In Brazil the laboratories participating in the production of the TACO belong to public entities, above all to universities, in which the researchers need to present high numbers of publications in scientific magazines. “Studies on the survey, description and analysis of foodstuffs do not interest scientific magazines”, underlines Amaya-Farfán. For this reason, this task does not attract university researchers, which obstructs its advance. “We’re making an awareness campaign directed towards the ministries of the federal government for the establishment of the TACO program”, says the researcher. According to him, the Ministry of Health, the Ministry of Social Development and Combating Hunger, along with Anvisa and the Financier of Studies and Projects have been made well aware of the project’s necessity. But, as yet, it is still not enough to create a permanent program of evaluation of foodstuffs.
The TACO’s next goals are to increase the number of regional foods and preparations, as well as the number of nutrients analyzed. The meat samples, for example, were only collected from major meat factories in the states of São Paulo and Santa Catarina, selected by their spread throughout the national territory. Nevertheless, the TACO team intends to increase the geo-political representation, so that it will be the greatest coverage possible. In order to reach other regions, it will be necessary to accredit local laboratories. The ideal is to separately analyze the foods from each region. “The cassava flour from Santa Catarina could have a level of minerals different from that produced in the State of Bahia”, exemplified the specialist from the NEPA.
The moment is opportune due to the current pandemic of obesity and the consequences that this should bring to health. Amaya-Farfán says that the population has never been so aware of the relationship between diet and health. “There’s a generalized desire towards food education”, he says. “For this reason, the TACO could have an important impact on improving the health of Brazilians.”
1. Weigh 2 kg of black-eyed-pea; 2 kg de white rice, type 1; 250 g of pork fat, in cubes. Cut up four onions (400 g), 25 cloves of garlic, (50 g) and fresh coriander (50 g).
Separate a soup spoonful of refined salt (35 g), three tea cups of curdled cheese, chopped up (300 g) and 10 liters of water.
2. Place the pork fat cubes in a large cooking pot and add in the onion, garlic, salt and black-eyed-pea. Add all of the water, bring to the boil and leave to cook on a medium flame for 40 minutes, stirring slowly.
3. Add in the rice and mix well. Leave to cook for a further 20 minutes or until the rice is al dente. Add in the cheese and mix delicately. Cover the pot and leave it to cool.
Each 100 grams contains:

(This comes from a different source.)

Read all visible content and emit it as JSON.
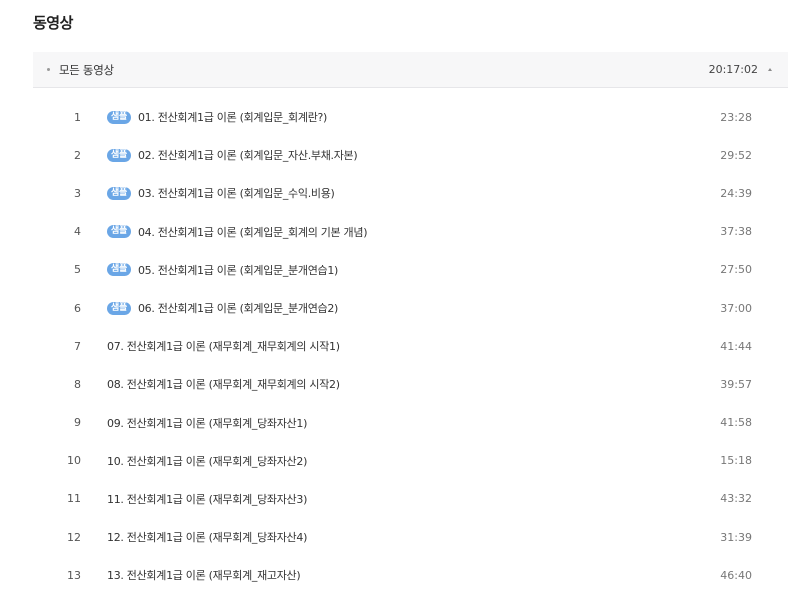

69% water, 136 kcal, 6 g of protein,4 mg de cholesterol, 20 g of carbohydrate, 5.1 g of diet fiber, 1.1 g of ashes, 33 mg de calcium, 19 mg of magnesium, 0.3 g of manganese, 72 mg of phosphorus, 0.6 mg of iron, 93 mg of sodium, 157 mg of potassium, 0.08 mg of copper, 0.6 mg of zinc, 0.04 mg of thiamin, 0.04 mg of pyridoxine and 3 g of lipids (0.6 g saturated, 1 g mono-unsaturated and 1.5 g of poly-saturated)